Everything in this match was simply perfect. The tension, the excitement, the near-falls, the build, the atmosphere, the storytelling, the timing, the counters, the psychology, all of it. This really was something else. It was both simple and complex. It was simple because it was a simple contest of champions versus challengers. It was complex because of the deep storytelling between both sides. From Kawada being desperate to finally get a pin over Misawa, to both him and Taue taking advantage of Misawa’s orbital bone injury, to Misawa and Kobashi firing back time after time, to Kobashi not giving up despite getting his leg utterly destroyed, everything was spot-on here.

I know this might sound clichéd, but this match was wrestling as art. You don’t have to understand a single word of Japanese to understand the story of this match and enjoy the action. All four wrestlers told a beautiful story through their actions and their facial expressions. Every move had some greater meaning and all the big spots built onto one another logically.

Each one of them played their role perfectly. Akira Taue was the perfect crafty veteran who used underhanded tactics and ring psychology to get ahead. Mitsuharu Misawa played the stoic hero who never gave up like he was born to do so. Toshiaki Kawada was the determined, almost villain-like warrior that was desperate to beat his archrival, no matter what it took. And lo and behold, he did it, he finally did it. After five long, grueling years of trying, Kawada finally beat Misawa. Cleanly, in the middle of the ring, without any possibility of argument or question. His strategy of being vicious and more aggressive than normal paid off for him.

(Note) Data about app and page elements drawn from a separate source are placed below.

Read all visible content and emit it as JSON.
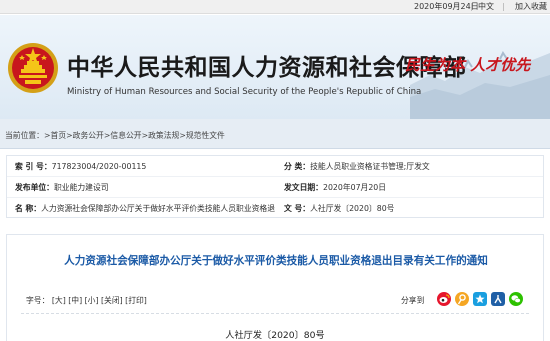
{
  "topbar": {
    "date": "2020年09月24日",
    "sep": "|",
    "lang": "中文",
    "favorite": "加入收藏"
  },
  "header": {
    "title_cn": "中华人民共和国人力资源和社会保障部",
    "title_en": "Ministry of Human Resources and Social Security of the People's Republic of China",
    "slogan": "民生为本  人才优先",
    "emblem_icon": "national-emblem-icon",
    "accent_red": "#c8161d"
  },
  "breadcrumb": {
    "label": "当前位置：",
    "items": [
      "首页",
      "政务公开",
      "信息公开",
      "政策法规",
      "规范性文件"
    ],
    "separator": ">"
  },
  "info": {
    "index_label": "索  引  号：",
    "index_value": "717823004/2020-00115",
    "category_label": "分        类：",
    "category_value": "技能人员职业资格证书管理;厅发文",
    "issuer_label": "发布单位：",
    "issuer_value": "职业能力建设司",
    "date_label": "发文日期：",
    "date_value": "2020年07月20日",
    "name_label": "名        称：",
    "name_value": "人力资源社会保障部办公厅关于做好水平评价类技能人员职业资格退",
    "docno_label": "文        号：",
    "docno_value": "人社厅发〔2020〕80号"
  },
  "article": {
    "title": "人力资源社会保障部办公厅关于做好水平评价类技能人员职业资格退出目录有关工作的通知",
    "font_size_label": "字号：",
    "size_large": "[大]",
    "size_medium": "[中]",
    "size_small": "[小]",
    "close": "[关闭]",
    "print": "[打印]",
    "share_label": "分享到",
    "share_icons": [
      "weibo-icon",
      "tencent-weibo-icon",
      "qzone-icon",
      "renren-icon",
      "wechat-icon"
    ],
    "doc_number": "人社厅发〔2020〕80号"
  }
}
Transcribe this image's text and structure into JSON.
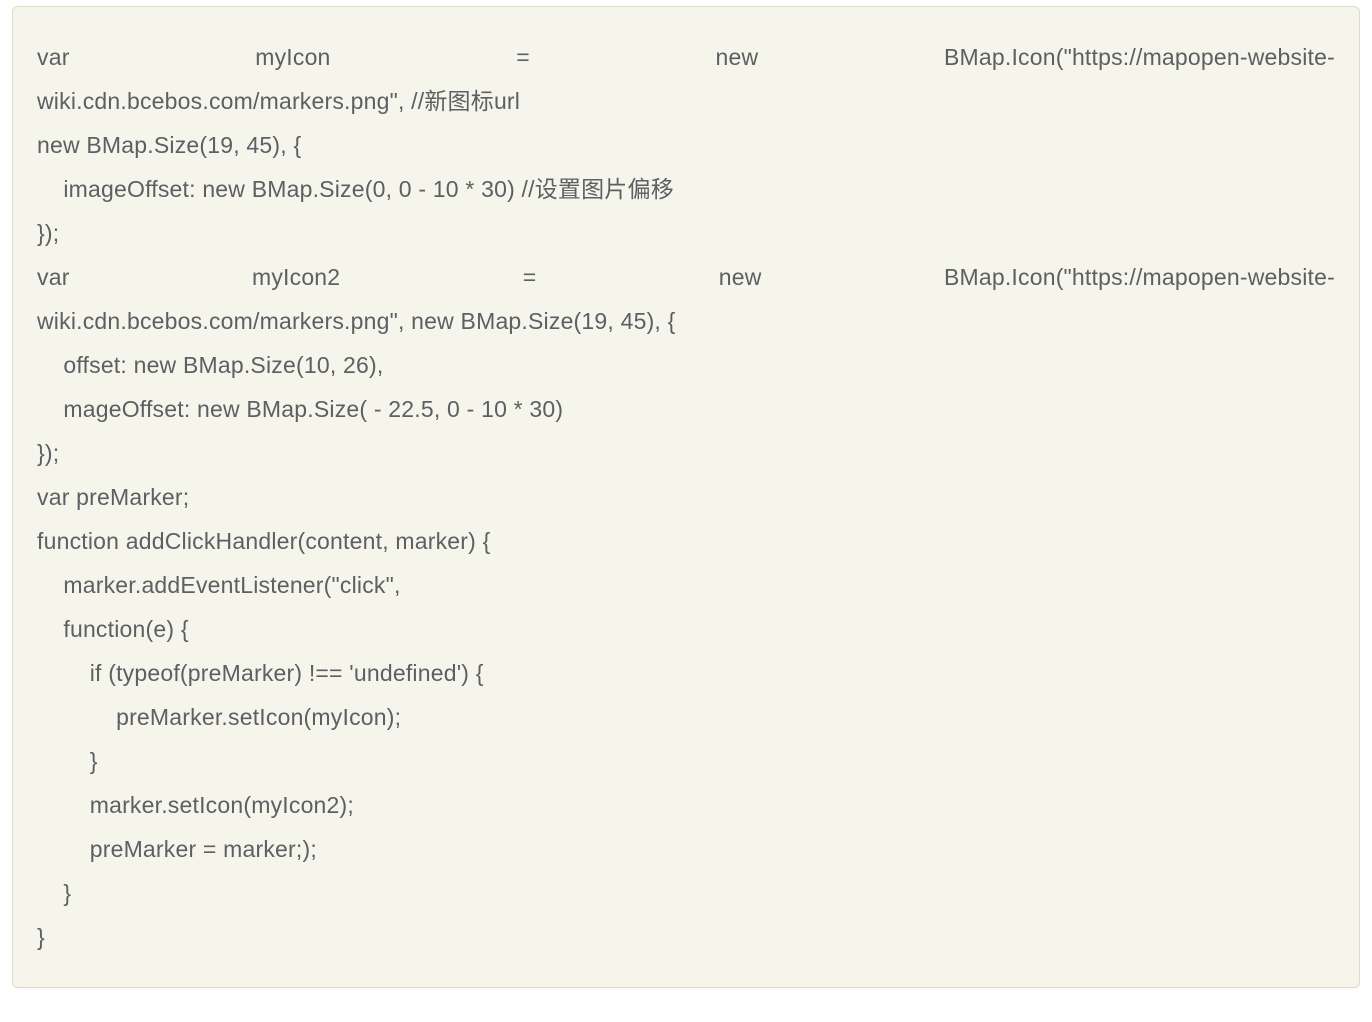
{
  "code": {
    "l01_tokens": [
      "var",
      "myIcon",
      "=",
      "new",
      "BMap.Icon(\"https://mapopen-website-"
    ],
    "l02": "wiki.cdn.bcebos.com/markers.png\", //新图标url",
    "l03": "new BMap.Size(19, 45), {",
    "l04": "    imageOffset: new BMap.Size(0, 0 - 10 * 30) //设置图片偏移",
    "l05": "});",
    "l06_tokens": [
      "var",
      "myIcon2",
      "=",
      "new",
      "BMap.Icon(\"https://mapopen-website-"
    ],
    "l07": "wiki.cdn.bcebos.com/markers.png\", new BMap.Size(19, 45), {",
    "l08": "    offset: new BMap.Size(10, 26),",
    "l09": "    mageOffset: new BMap.Size( - 22.5, 0 - 10 * 30)",
    "l10": "});",
    "l11": "var preMarker;",
    "l12": "function addClickHandler(content, marker) {",
    "l13": "    marker.addEventListener(\"click\",",
    "l14": "    function(e) {",
    "l15": "        if (typeof(preMarker) !== 'undefined') {",
    "l16": "            preMarker.setIcon(myIcon);",
    "l17": "        }",
    "l18": "        marker.setIcon(myIcon2);",
    "l19": "        preMarker = marker;);",
    "l20": "    }",
    "l21": "}"
  }
}
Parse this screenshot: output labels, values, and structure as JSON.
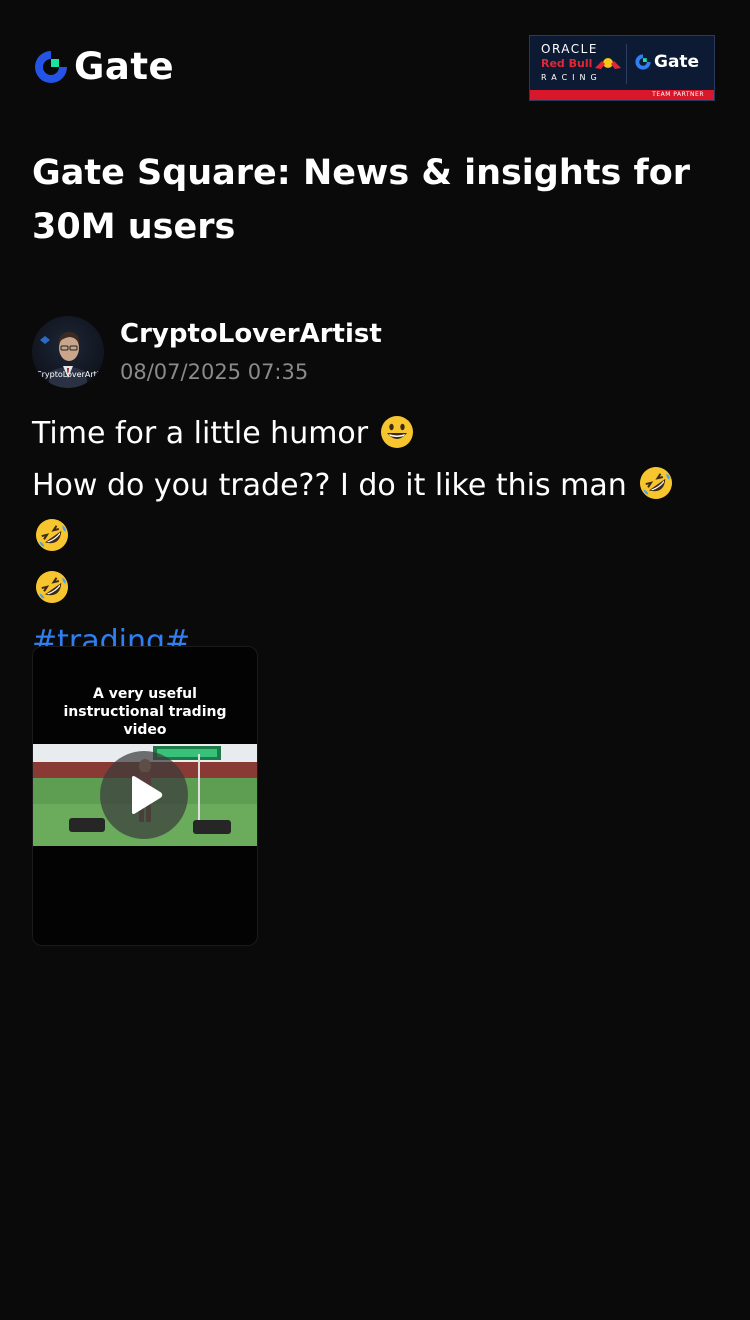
{
  "header": {
    "logo_text": "Gate",
    "partner": {
      "oracle": "ORACLE",
      "redbull": "Red Bull",
      "racing": "RACING",
      "gate_text": "Gate",
      "strip_text": "TEAM PARTNER"
    }
  },
  "page_title": "Gate Square: News & insights for 30M users",
  "post": {
    "avatar_label": "CryptoLoverArtist",
    "author": "CryptoLoverArtist",
    "timestamp": "08/07/2025 07:35",
    "line1": "Time for a little humor",
    "line2": "How do you trade?? I do it like this man",
    "hashtag": "#trading#",
    "video": {
      "caption": "A very useful instructional trading video",
      "icon": "play-icon"
    }
  },
  "colors": {
    "background": "#0a0a0a",
    "hashtag": "#2f7ff2",
    "brand_blue": "#2354e6",
    "brand_green": "#17e6a1",
    "timestamp": "#8a8a8a"
  }
}
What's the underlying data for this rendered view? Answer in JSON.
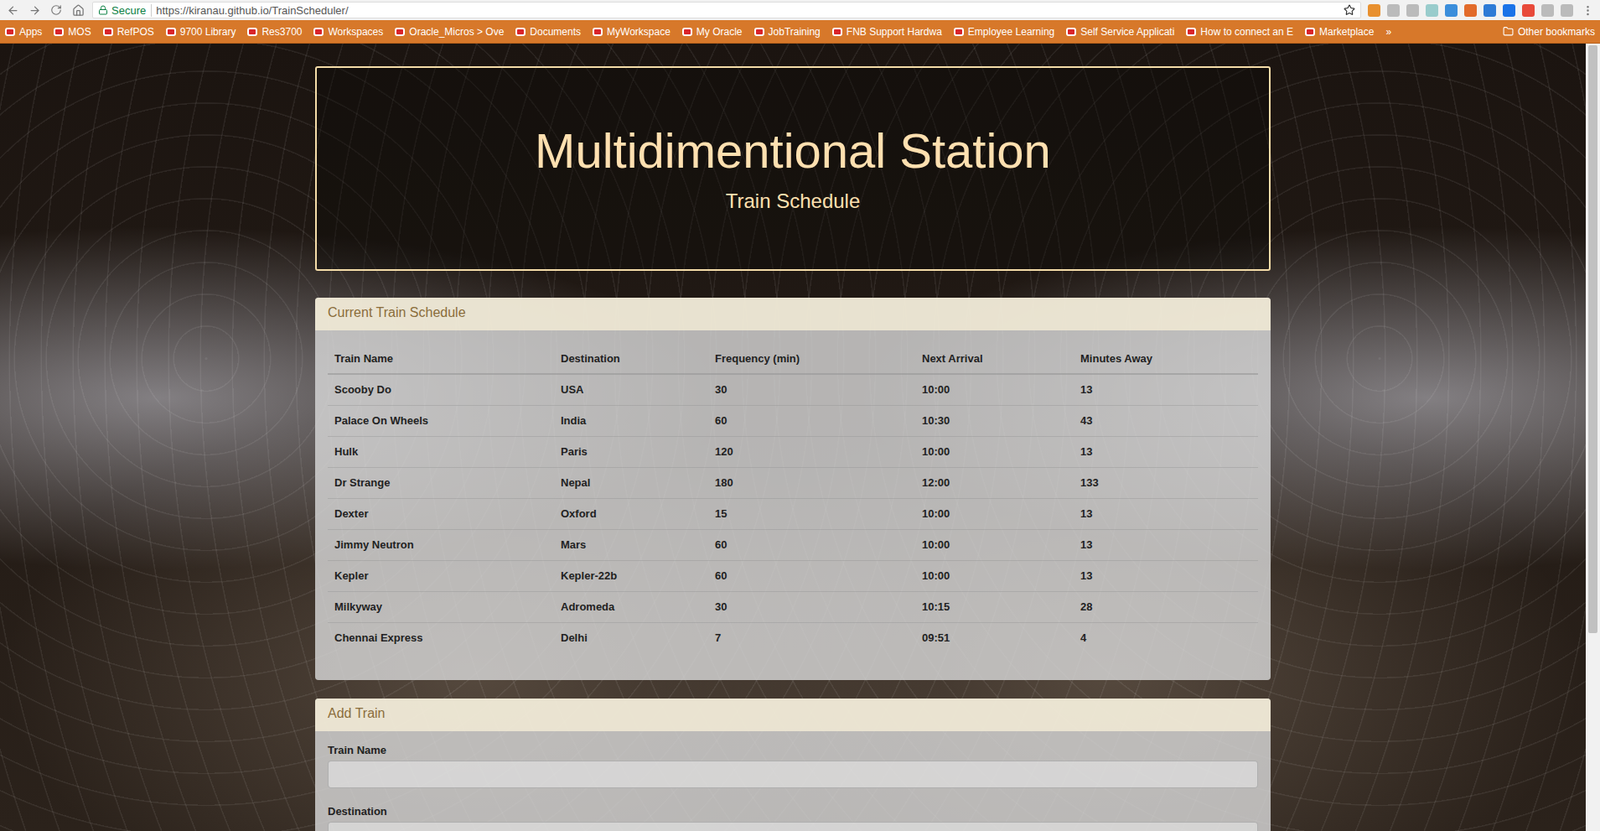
{
  "browser": {
    "security": "Secure",
    "url": "https://kiranau.github.io/TrainScheduler/",
    "bookmarks": [
      {
        "label": "Apps"
      },
      {
        "label": "MOS"
      },
      {
        "label": "RefPOS"
      },
      {
        "label": "9700 Library"
      },
      {
        "label": "Res3700"
      },
      {
        "label": "Workspaces"
      },
      {
        "label": "Oracle_Micros > Ove"
      },
      {
        "label": "Documents"
      },
      {
        "label": "MyWorkspace"
      },
      {
        "label": "My Oracle"
      },
      {
        "label": "JobTraining"
      },
      {
        "label": "FNB Support Hardwa"
      },
      {
        "label": "Employee Learning"
      },
      {
        "label": "Self Service Applicati"
      },
      {
        "label": "How to connect an E"
      },
      {
        "label": "Marketplace"
      }
    ],
    "overflow": "»",
    "other_bookmarks": "Other bookmarks"
  },
  "page": {
    "title": "Multidimentional Station",
    "subtitle": "Train Schedule",
    "schedule": {
      "heading": "Current Train Schedule",
      "columns": [
        "Train Name",
        "Destination",
        "Frequency (min)",
        "Next Arrival",
        "Minutes Away"
      ],
      "rows": [
        [
          "Scooby Do",
          "USA",
          "30",
          "10:00",
          "13"
        ],
        [
          "Palace On Wheels",
          "India",
          "60",
          "10:30",
          "43"
        ],
        [
          "Hulk",
          "Paris",
          "120",
          "10:00",
          "13"
        ],
        [
          "Dr Strange",
          "Nepal",
          "180",
          "12:00",
          "133"
        ],
        [
          "Dexter",
          "Oxford",
          "15",
          "10:00",
          "13"
        ],
        [
          "Jimmy Neutron",
          "Mars",
          "60",
          "10:00",
          "13"
        ],
        [
          "Kepler",
          "Kepler-22b",
          "60",
          "10:00",
          "13"
        ],
        [
          "Milkyway",
          "Adromeda",
          "30",
          "10:15",
          "28"
        ],
        [
          "Chennai Express",
          "Delhi",
          "7",
          "09:51",
          "4"
        ]
      ]
    },
    "add_train": {
      "heading": "Add Train",
      "fields": [
        {
          "label": "Train Name",
          "value": ""
        },
        {
          "label": "Destination",
          "value": ""
        }
      ]
    }
  },
  "scrollbar": {
    "level": 0.75
  }
}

And then there was Kobashi. My God, Kobashi. He was like the ultimate underdog in this match, fighting with basically one leg. As soon as he walked in with that tape all over his leg, he might as well have painted a giant bull’s eye on it. He fought through intense pain, got his leg demolished several times, and reached a point where he couldn’t do anything offensive. At that point, he knew the only thing he could do was become a human shield. And he did this beautifully, performing one of the best examples of heroic self-sacrifice I’ve ever seen in pro wrestling. It was amazing. Despite losing the match, Kobashi looked like a true hero once this contest was over.

Final Rating: *****

There was never any doubt. This was the perfect tag team match. Now, twenty-four years later, that statement still holds true. There weren’t that many crazy high-spots or cringe-inducing head spikes as we’d see in subsequent years. This was pure wrestling psychology and storytelling in its most basic form. Everything made sense and the story unfolded masterfully through the action seen in the ring.

This match is like an instructor’s manual on how to put together the perfect tag team match. I cannot recommend this enough.

Check out previous entries in my 5 Star Match Reviews series right here. Thanks for reading.